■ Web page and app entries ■
——

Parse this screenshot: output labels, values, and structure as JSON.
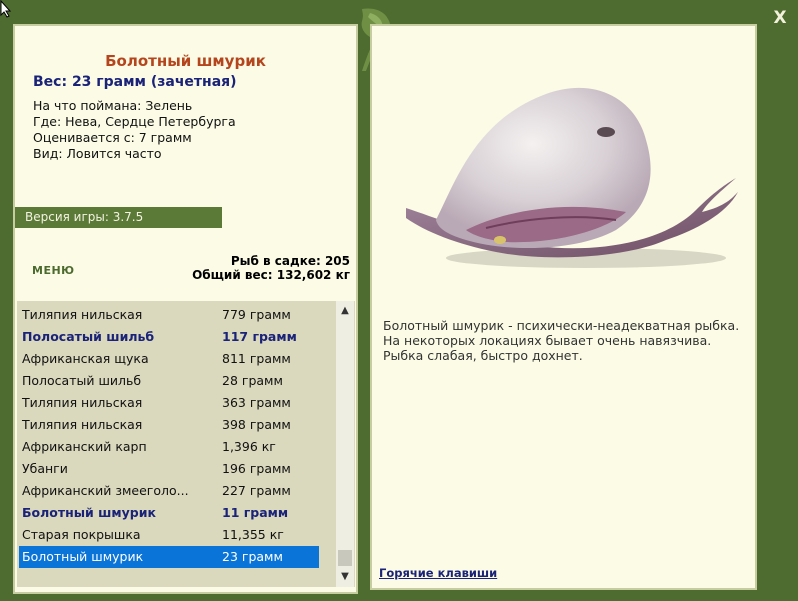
{
  "fish": {
    "title": "Болотный шмурик",
    "weight": "Вес: 23 грамм (зачетная)",
    "bait": "На что поймана: Зелень",
    "location": "Где: Нева, Сердце Петербурга",
    "rated": "Оценивается с: 7 грамм",
    "kind": "Вид: Ловится часто",
    "description": [
      "Болотный шмурик - психически-неадекватная рыбка.",
      "На некоторых локациях бывает очень навязчива.",
      "Рыбка слабая, быстро дохнет."
    ]
  },
  "version": "Версия игры: 3.7.5",
  "menu_label": "МЕНЮ",
  "stats": {
    "count": "Рыб в садке: 205",
    "total": "Общий вес: 132,602 кг"
  },
  "catch_list": [
    {
      "name": "Тиляпия нильская",
      "weight": "779 грамм",
      "bold": false
    },
    {
      "name": "Полосатый шильб",
      "weight": "117 грамм",
      "bold": true
    },
    {
      "name": "Африканская щука",
      "weight": "811 грамм",
      "bold": false
    },
    {
      "name": "Полосатый шильб",
      "weight": "28 грамм",
      "bold": false
    },
    {
      "name": "Тиляпия нильская",
      "weight": "363 грамм",
      "bold": false
    },
    {
      "name": "Тиляпия нильская",
      "weight": "398 грамм",
      "bold": false
    },
    {
      "name": "Африканский карп",
      "weight": "1,396 кг",
      "bold": false
    },
    {
      "name": "Убанги",
      "weight": "196 грамм",
      "bold": false
    },
    {
      "name": "Африканский змееголо...",
      "weight": "227 грамм",
      "bold": false
    },
    {
      "name": "Болотный шмурик",
      "weight": "11 грамм",
      "bold": true
    },
    {
      "name": "Старая покрышка",
      "weight": "11,355 кг",
      "bold": false
    },
    {
      "name": "Болотный шмурик",
      "weight": "23 грамм",
      "bold": false,
      "selected": true
    }
  ],
  "hotkeys_label": "Горячие клавиши",
  "close_label": "X",
  "colors": {
    "frame": "#4e6b30",
    "panel": "#fbfbe6",
    "title": "#b4451d",
    "accent_blue": "#1a2378",
    "selection": "#0a74d8"
  }
}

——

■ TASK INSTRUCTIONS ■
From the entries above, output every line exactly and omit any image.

■ WRITTEN ANSWER ■
Parse this screenshot: output labels, values, and structure as JSON.
{
  "fish": {
    "title": "Болотный шмурик",
    "weight": "Вес: 23 грамм (зачетная)",
    "bait": "На что поймана: Зелень",
    "location": "Где: Нева, Сердце Петербурга",
    "rated": "Оценивается с: 7 грамм",
    "kind": "Вид: Ловится часто",
    "description": [
      "Болотный шмурик - психически-неадекватная рыбка.",
      "На некоторых локациях бывает очень навязчива.",
      "Рыбка слабая, быстро дохнет."
    ]
  },
  "version": "Версия игры: 3.7.5",
  "menu_label": "МЕНЮ",
  "stats": {
    "count": "Рыб в садке: 205",
    "total": "Общий вес: 132,602 кг"
  },
  "catch_list": [
    {
      "name": "Тиляпия нильская",
      "weight": "779 грамм",
      "bold": false
    },
    {
      "name": "Полосатый шильб",
      "weight": "117 грамм",
      "bold": true
    },
    {
      "name": "Африканская щука",
      "weight": "811 грамм",
      "bold": false
    },
    {
      "name": "Полосатый шильб",
      "weight": "28 грамм",
      "bold": false
    },
    {
      "name": "Тиляпия нильская",
      "weight": "363 грамм",
      "bold": false
    },
    {
      "name": "Тиляпия нильская",
      "weight": "398 грамм",
      "bold": false
    },
    {
      "name": "Африканский карп",
      "weight": "1,396 кг",
      "bold": false
    },
    {
      "name": "Убанги",
      "weight": "196 грамм",
      "bold": false
    },
    {
      "name": "Африканский змееголо...",
      "weight": "227 грамм",
      "bold": false
    },
    {
      "name": "Болотный шмурик",
      "weight": "11 грамм",
      "bold": true
    },
    {
      "name": "Старая покрышка",
      "weight": "11,355 кг",
      "bold": false
    },
    {
      "name": "Болотный шмурик",
      "weight": "23 грамм",
      "bold": false,
      "selected": true
    }
  ],
  "hotkeys_label": "Горячие клавиши",
  "close_label": "X",
  "colors": {
    "frame": "#4e6b30",
    "panel": "#fbfbe6",
    "title": "#b4451d",
    "accent_blue": "#1a2378",
    "selection": "#0a74d8"
  }
}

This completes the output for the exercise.